Senators have granted a two-year extension to a program for which there is little supporting evidence.
The Morrison government has introduced a bill to parliament to make the cashless debit card trial ‘ongoing’.
The first independent, multisite study of compulsory income management in Australia suggest little evidence to support political enthusiasm to extend the policy.
The government wants to triple the number of Australians on the Cashless Debit Card in the face of scant evidence it does them any good.
The lived experience of the lead-grey cashless debit card is a world away from the black-and-white impressions of federal politicians.
After losing her marginal seat of Corangamite at the election, Sarah Henderson is set to return to parliament after winning preselection for a Victorian Senate vacancy.
That the Cashless Debit Card continues to be pursued exposes a dogged obsession with implementing punitive policy at the expense of vulnerable people.
The trial of the cashless welfare card, to control unhealthy spending in Indigenous communities, is being expanded partly due to emotive well-funded campaigns. Meanwhile, evidence is being ignored.

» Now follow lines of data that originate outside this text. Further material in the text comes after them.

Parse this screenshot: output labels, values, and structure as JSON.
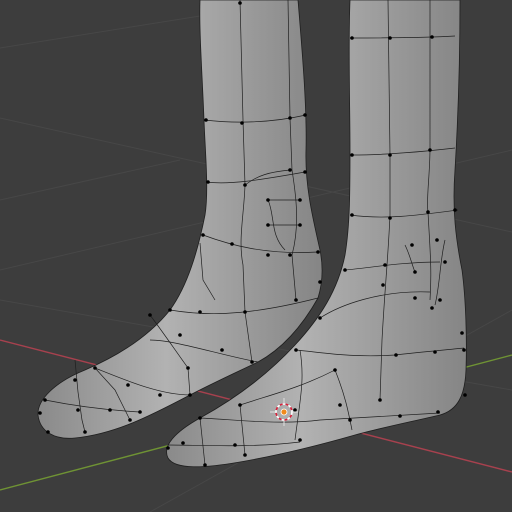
{
  "app": "3D viewport",
  "viewport": {
    "mode": "edit-mesh",
    "grid_visible": true,
    "axes_visible": [
      "x",
      "y"
    ],
    "object": "leg-and-foot-mesh",
    "selection": "all-vertices",
    "pivot_gizmo": "3d-cursor"
  },
  "colors": {
    "background": "#3d3d3d",
    "grid_line": "#474747",
    "x_axis": "#a7414e",
    "y_axis": "#6f9334",
    "mesh_fill": "#9f9f9f",
    "wire": "#1f1f1f",
    "vertex": "#000000",
    "cursor_red": "#d8203a",
    "cursor_white": "#ffffff",
    "origin": "#f08a1c"
  },
  "icons": {
    "cursor": "3d-cursor-icon",
    "origin": "object-origin-dot"
  }
}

Critics of the Cashless Welfare Card trial overlook the fact it is curbing alcohol and gambling problems – and it’s what the communities want.